WORK INSTRUCTION — For the entries below, count the lines that contain the word "handle" and reply with that number only.

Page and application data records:
──────────

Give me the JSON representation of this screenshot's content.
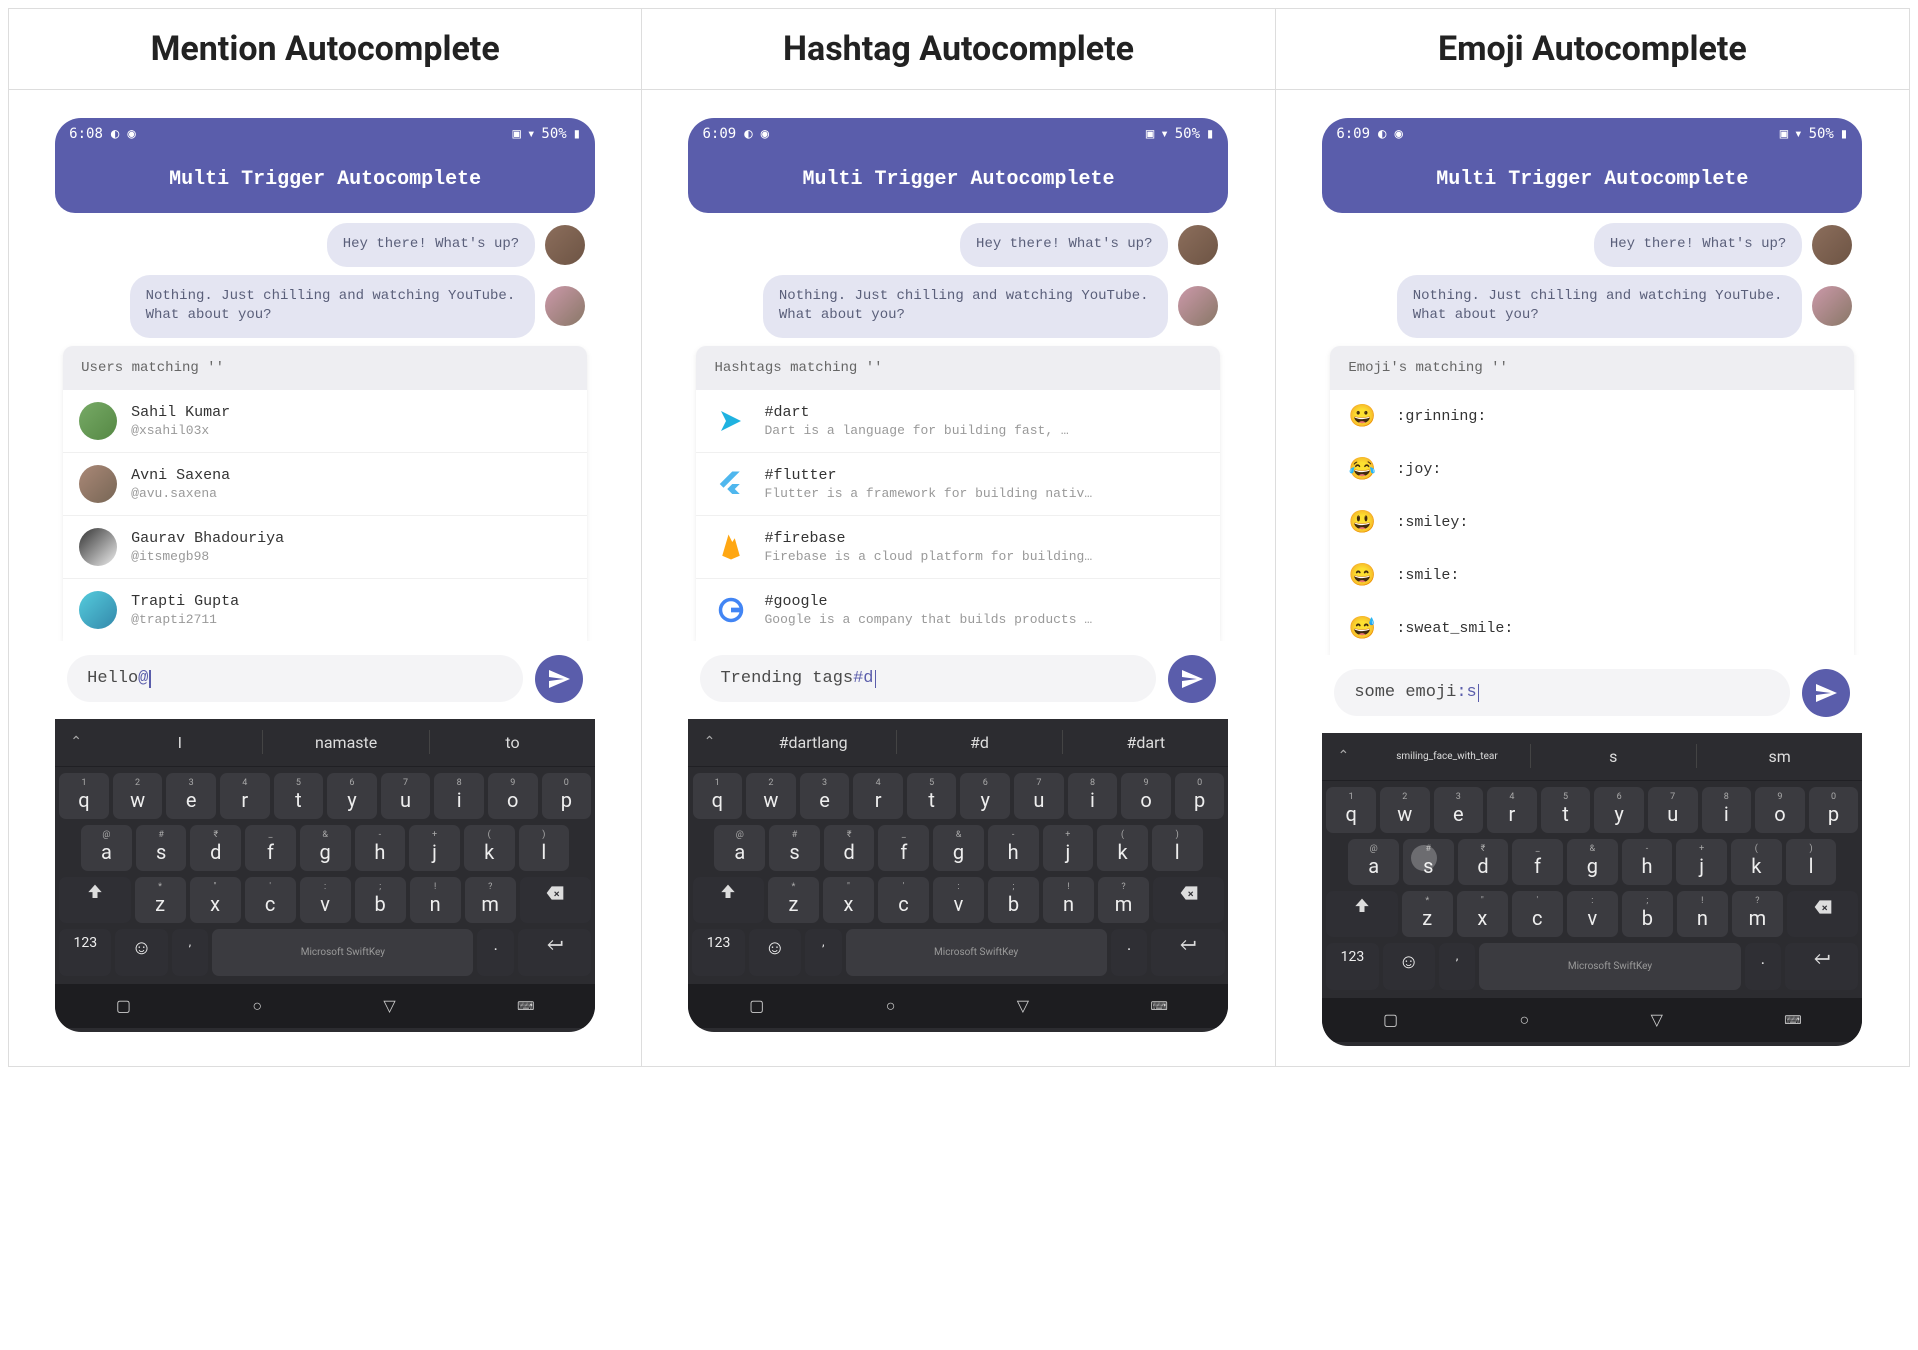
{
  "columns": [
    {
      "title": "Mention Autocomplete"
    },
    {
      "title": "Hashtag Autocomplete"
    },
    {
      "title": "Emoji Autocomplete"
    }
  ],
  "status": {
    "time1": "6:08",
    "time2": "6:09",
    "time3": "6:09",
    "battery": "50%"
  },
  "appbar": {
    "title": "Multi Trigger Autocomplete"
  },
  "chat": {
    "msg1": "Hey there! What's up?",
    "msg2": "Nothing. Just chilling and watching YouTube. What about you?"
  },
  "mention": {
    "header": "Users matching ''",
    "items": [
      {
        "name": "Sahil Kumar",
        "handle": "@xsahil03x"
      },
      {
        "name": "Avni Saxena",
        "handle": "@avu.saxena"
      },
      {
        "name": "Gaurav Bhadouriya",
        "handle": "@itsmegb98"
      },
      {
        "name": "Trapti Gupta",
        "handle": "@trapti2711"
      }
    ],
    "input_plain": "Hello ",
    "input_hl": "@",
    "sugg": [
      "I",
      "namaste",
      "to"
    ]
  },
  "hashtag": {
    "header": "Hashtags matching ''",
    "items": [
      {
        "name": "#dart",
        "desc": "Dart is a language for building fast, …",
        "color": "#1fb2e0"
      },
      {
        "name": "#flutter",
        "desc": "Flutter is a framework for building nativ…",
        "color": "#4fb7ee"
      },
      {
        "name": "#firebase",
        "desc": "Firebase is a cloud platform for building…",
        "color": "#ffa713"
      },
      {
        "name": "#google",
        "desc": "Google is a company that builds products …",
        "color": "#4285f4"
      }
    ],
    "input_plain": "Trending tags ",
    "input_hl": "#d",
    "sugg": [
      "#dartlang",
      "#d",
      "#dart"
    ]
  },
  "emoji": {
    "header": "Emoji's matching ''",
    "items": [
      {
        "glyph": "😀",
        "code": ":grinning:"
      },
      {
        "glyph": "😂",
        "code": ":joy:"
      },
      {
        "glyph": "😃",
        "code": ":smiley:"
      },
      {
        "glyph": "😄",
        "code": ":smile:"
      },
      {
        "glyph": "😅",
        "code": ":sweat_smile:"
      }
    ],
    "input_plain": "some emoji ",
    "input_hl": ":s",
    "sugg": [
      "smiling_face_with_tear",
      "s",
      "sm"
    ]
  },
  "keyboard": {
    "row1": [
      [
        "1",
        "q"
      ],
      [
        "2",
        "w"
      ],
      [
        "3",
        "e"
      ],
      [
        "4",
        "r"
      ],
      [
        "5",
        "t"
      ],
      [
        "6",
        "y"
      ],
      [
        "7",
        "u"
      ],
      [
        "8",
        "i"
      ],
      [
        "9",
        "o"
      ],
      [
        "0",
        "p"
      ]
    ],
    "row2": [
      [
        "@",
        "a"
      ],
      [
        "#",
        "s"
      ],
      [
        "₹",
        "d"
      ],
      [
        "_",
        "f"
      ],
      [
        "&",
        "g"
      ],
      [
        "-",
        "h"
      ],
      [
        "+",
        "j"
      ],
      [
        "(",
        "k"
      ],
      [
        ")",
        "l"
      ]
    ],
    "row3": [
      [
        "*",
        "z"
      ],
      [
        "\"",
        "x"
      ],
      [
        "'",
        "c"
      ],
      [
        ":",
        "v"
      ],
      [
        ";",
        "b"
      ],
      [
        "!",
        "n"
      ],
      [
        "?",
        "m"
      ]
    ],
    "brand": "Microsoft SwiftKey",
    "numkey": "123"
  }
}
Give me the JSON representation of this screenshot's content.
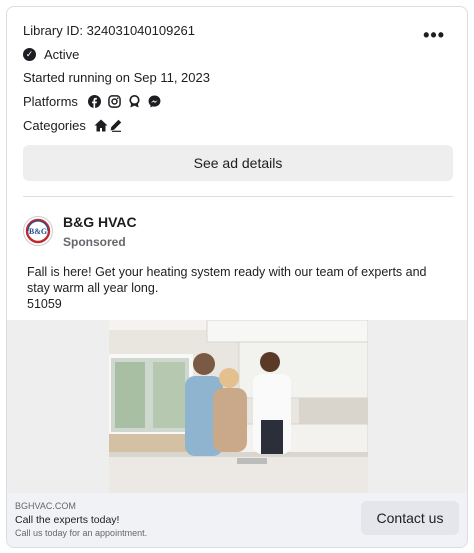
{
  "header": {
    "library_id": "Library ID: 324031040109261",
    "status": "Active",
    "started": "Started running on Sep 11, 2023",
    "platforms_label": "Platforms",
    "categories_label": "Categories",
    "platforms": [
      "facebook-icon",
      "instagram-icon",
      "audience-network-icon",
      "messenger-icon"
    ],
    "categories": [
      "housing-icon",
      "credit-icon"
    ]
  },
  "details_button": "See ad details",
  "advertiser": {
    "name": "B&G HVAC",
    "sponsored": "Sponsored",
    "avatar_text": "B&G"
  },
  "ad": {
    "text_line1": "Fall is here! Get your heating system ready with our team of experts and stay warm all year long.",
    "text_line2": "51059"
  },
  "footer": {
    "domain": "BGHVAC.COM",
    "headline": "Call the experts today!",
    "description": "Call us today for an appointment.",
    "cta": "Contact us"
  },
  "colors": {
    "text": "#1c1e21",
    "secondary": "#65676b",
    "button_bg": "#eeeeee",
    "footer_bg": "#f0f2f5",
    "brand_red": "#c0282d",
    "brand_blue": "#1f4e8c"
  }
}
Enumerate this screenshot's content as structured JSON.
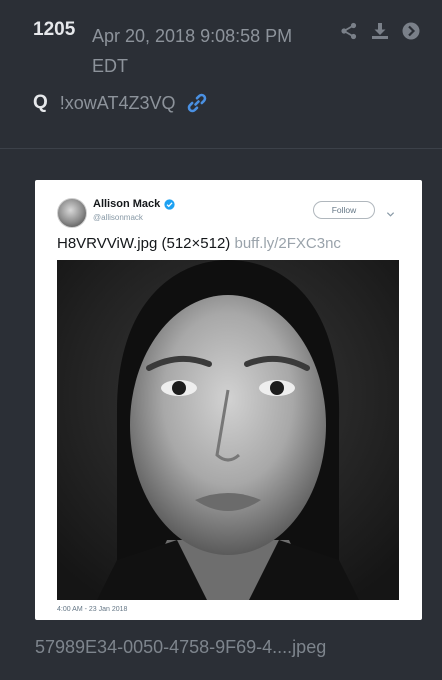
{
  "post": {
    "number": "1205",
    "date": "Apr 20, 2018 9:08:58 PM EDT",
    "poster": "Q",
    "tripcode": "!xowAT4Z3VQ",
    "filename": "57989E34-0050-4758-9F69-4....jpeg"
  },
  "tweet": {
    "name": "Allison Mack",
    "handle": "@allisonmack",
    "follow_label": "Follow",
    "text": "H8VRVViW.jpg (512×512)",
    "link": "buff.ly/2FXC3nc",
    "timestamp": "4:00 AM - 23 Jan 2018"
  },
  "icons": {
    "share": "share-icon",
    "download": "download-icon",
    "goto": "arrow-circle-icon",
    "link": "link-icon",
    "verified": "verified-badge-icon",
    "menu": "chevron-down-icon"
  },
  "colors": {
    "background": "#2b2f36",
    "link": "#4a90e2",
    "verified": "#1da1f2"
  }
}
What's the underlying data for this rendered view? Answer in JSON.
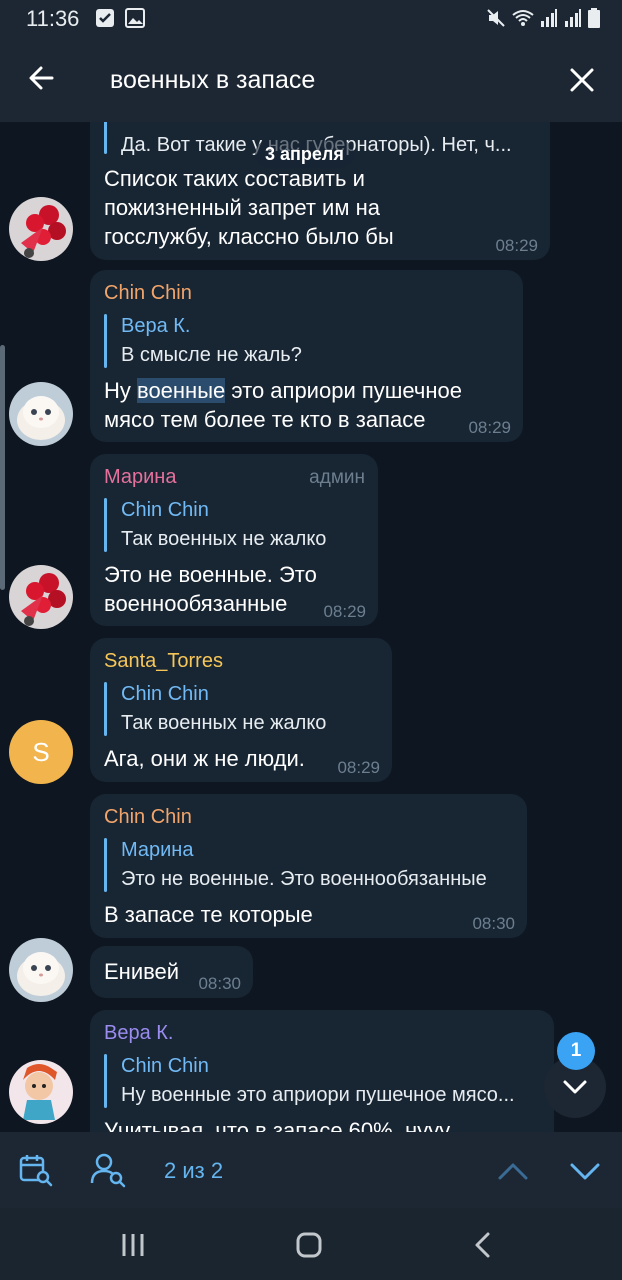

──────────

SOLUTION TO THIS EXERCISE — 5